Venture investors put more money behind mature companies in the third quarter, carrying firms in their portfolios that might have been candidates...
Venture investors put more money behind mature companies in the third quarter, carrying firms in their portfolios that might have been candidates for initial public offerings in years past.
The trend toward later-stage investments was also seen in the life-sciences sector, which captured 30 percent of the $5.3 billion in third-quarter venture funding, according to the MoneyTree survey, being released today by PricewaterhouseCoopers, Thomson Venture Economics and the National Venture Capital Association (NVCA).
The third-quarter data follow a similar report Monday from Ernst & Young and VentureOne.
In the MoneyTree survey, Northwest companies attracted $226.9 million in venture funding during the period, putting the region sixth in the nation behind Silicon Valley, New England, the Southeast, Los Angeles/Orange County and metropolitan New York.
Most Read Stories
- Look back at our live coverage of the solar eclipse WATCH
- Your guide to enjoying the eclipse from Seattle

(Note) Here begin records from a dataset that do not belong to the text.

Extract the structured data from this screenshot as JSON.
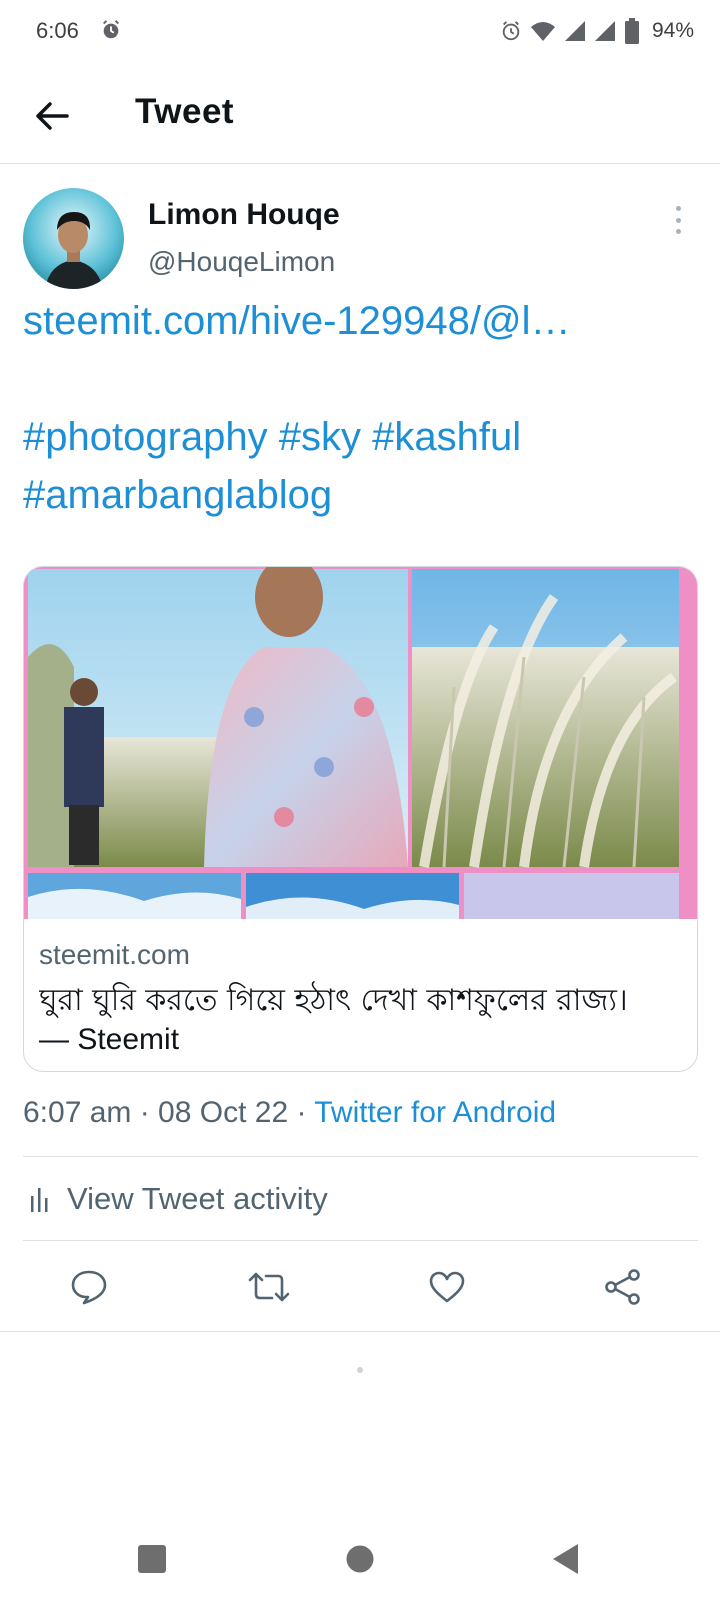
{
  "status_bar": {
    "time": "6:06",
    "battery": "94%"
  },
  "app_bar": {
    "title": "Tweet"
  },
  "tweet": {
    "author_name": "Limon Houqe",
    "author_handle": "@HouqeLimon",
    "link_text": "steemit.com/hive-129948/@l…",
    "hashtags_line1": [
      "#photography",
      "#sky",
      "#kashful"
    ],
    "hashtags_line2": [
      "#amarbanglablog"
    ],
    "card": {
      "domain": "steemit.com",
      "title": "ঘুরা ঘুরি করতে গিয়ে হঠাৎ দেখা কাশফুলের রাজ্য।",
      "subtitle": "— Steemit"
    },
    "timestamp": "6:07 am · 08 Oct 22 · ",
    "source": "Twitter for Android",
    "activity_label": "View Tweet activity"
  },
  "icons": {
    "back": "arrow-left-icon",
    "more": "more-vertical-icon",
    "reply": "reply-icon",
    "retweet": "retweet-icon",
    "like": "heart-icon",
    "share": "share-icon",
    "activity": "bar-chart-icon"
  },
  "colors": {
    "accent": "#1d8fd6",
    "text_primary": "#0f1419",
    "text_secondary": "#536471",
    "divider": "#dcdfe3"
  }
}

- 3 surprising Seattle restaurant closures — plus 11 more
- Watch: Alaska Airlines flight offers dramatic view of solar eclipse WATCH
Washington had 25 deals in the quarter, worth $164.7 million.
The figures don’t exactly match the Monday report because of differences in methodology. VentureOne reports funding data in the quarter in which a round closes, while MoneyTree reports partial financings in the quarter they occur.
Later-stage companies, which already have a product on the market and probably have positive cash flow, took just more than half of the venture capital distributed in the third quarter, according to the MoneyTree Survey.
John Taylor, vice president of research at NVCA, said these older businesses might have gone public when IPO markets were stronger. Now, they’re going back to their investors to “tide them over” for another year or so until market conditions improve.
That’s particularly evident in the life-sciences sector, where successful IPOs have been rare in the past year, and have typically come from biotech companies with strong pharmaceutical partnerships, said Thong Le, who manages venture investments for Washington Research Foundation Capital in Seattle.
Competition has increased for deals with expanding and later-stage life-sciences companies, which represented 35 percent and 28 percent, respectively, of all deals in the sector during the first nine months of the year.
Startups got 10 percent and early-stage companies took 27 percent.
Dan Janney, a managing director at Alta Partners, a San Francisco-based venture group that focuses on life sciences, doesn’t think investment in the industry is out of balance, however, noting that the high-risk business of drug and medical-device development takes lots of time and money.
“I think the idea of funding an early-discovery deal and being five years away from the clinic is pretty tough,” he said. It’s better to have fewer well-funded companies than “a bunch of underfunded small companies.”
Two of the four life-sciences companies funded in the third quarter were categorized as early-stage or startup: Alder Biopharmaceuticals of Bothell got $11.1 million, and Ikaria of Seattle landed $3.1 million.
Amnis of Seattle won $3 million in a later-stage round. Tessera, a Seattle medical-diagnostics maker, got $8.5 million to fund an expansion.
Donald Elmer, managing general partner with Pacific Horizon Ventures, said venture dollars are flowing to later-stage companies because they’re viewed as relatively short-term investments.
Venture funds are under pressure to turn over money quickly, in part because of competition from investment alternatives such as hedge funds.
Elmer, whose group led funding of vaccine researcher Koronis Pharmaceuticals in the second quarter, said the biotech industry could suffer from a lack of early-stage investment.
“It means that fewer companies get started,” he said. “It means that early-stage companies that are started have greater difficulty attracting the expansion capital that they need, and as a result we’re going to have fewer companies mature.”
Nationally, life-sciences companies saw venture investment hit $1.57 billion in the third quarter, a 20 percent increase from the same period in 2004.
Investment in the life-sciences sector statewide was $25.7 million during the July-September period.
That was down dramatically from the $91.3 million recorded in 2004, which was the highest third quarter for Washington life sciences since 2000.
Benjamin J. Romano: 206-464-2149 or email@example.com